Next on tap is American Icon Brewery, which developer Michael Rechter plans to open July 4 at the historic diesel power plant in Vero Beach and include a gastropub.
“This project is as much about the food as the beer,” Rechter said. “Our menu is going to be paired with the beer. It’s craft beer and also craft food.”
Craft beer production has yet to gain a foothold in Martin County.
In March 2013, Scott Sundermeier opened Longneck Brew House at 950 S.E. Indian St.
“It’s a brewery where customers can come and actually brew their own batch of beer,” Sundermeier said.
Not counting the customers’ brews, the facility produces about a 100 barrels a year, which is served at the bar.
David Cahall and Charles Chase hope to open Coastal Karma Brewing in the county but haven’t secured a location.
If they don’t have a lease signed by September or October, they plan to pursue a spot in Palm Beach Gardens, Cahall said.
North Palm Beach County is home to other breweries, including Tequesta Brewing Co., Civil Society Brewing Co. in Jupiter and Twisted Trunk Brewery in Palm Beach Gardens.
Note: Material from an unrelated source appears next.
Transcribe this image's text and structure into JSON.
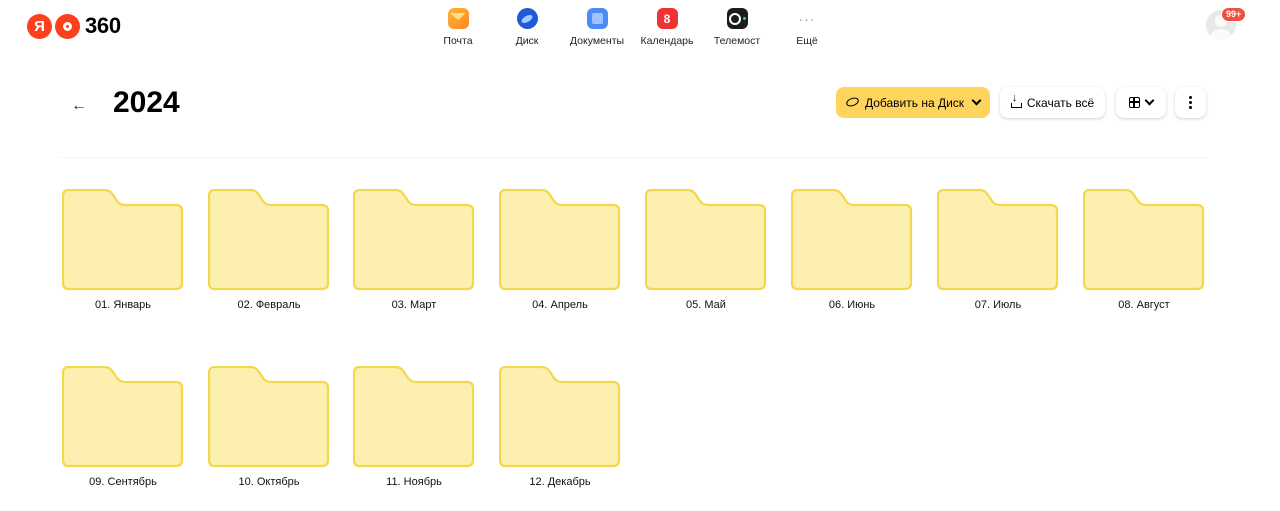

Cahall said he would prefer to open in Martin County because he already has been collaborating with Orchid Island and Sailfish on special brews that sold out faster than expected.
“We are brewing with other breweries to get our name out there,” Cahall said.
Local brewery owners see themselves more as being on the same team to convert beer drinkers to locally produced products than as competitors.
“Anytime that we can take a Bud Light out of someone’s hands and put a craft beer in there, I’m jumping for joy,” Cahall said.
They also want to help grow the local economy.
Treasure Coast breweries have joined forces with Fort Pierce-based Endless Summer Vineyard & Winery and Treasure Coast tourism directors to plan and promote ale trail programs, which tend to attract younger residents and tourists.
“Hopefully it will open a whole new demographic for us if successful,” said St. Lucie County Tourism Manager Charlotte Bireley.
The group found similar programs have been successful in other areas, including Tampa, which also has tour buses.
“The goal from the beginning has always been to bring fresh, local craft beer to the Treasure Coast,” Sailfish’s Bischoff said. “We’re excited to see what happens. It’s all a big network of local brewers.”
BREWERIES NOW OPEN
Islamorada Beer Co.
Address: 3200 St. Lucie Blvd., Fort Pierce
Walking Tree Brewery
Address: 3209 Dodger Road, Vero Beach
Sailfish Brewing Co.
Address: 407 N. Second St., Fort Pierce
Pareidolia Brewing Co.
Address: 482 U.S. 1, Sebastian
Side Door Brewing Co.
Address: 1419 S.E. Village Green Drive, Port St. Lucie
Longneck Brew House
Address: 950 S.E. Indian St., Stuart
Orchid Island Brewery
Address: 2855 Ocean Drive, Vero Beach
BREWERIES COMING SOON
Hop Life Brewing Co.
Address: 679 N.W. Enterprise Drive, Port St. Lucie
Coastal Karma Brewing
Address: To be determined
American Icon Brewery
Address: 1133 19th Place, Vero Beach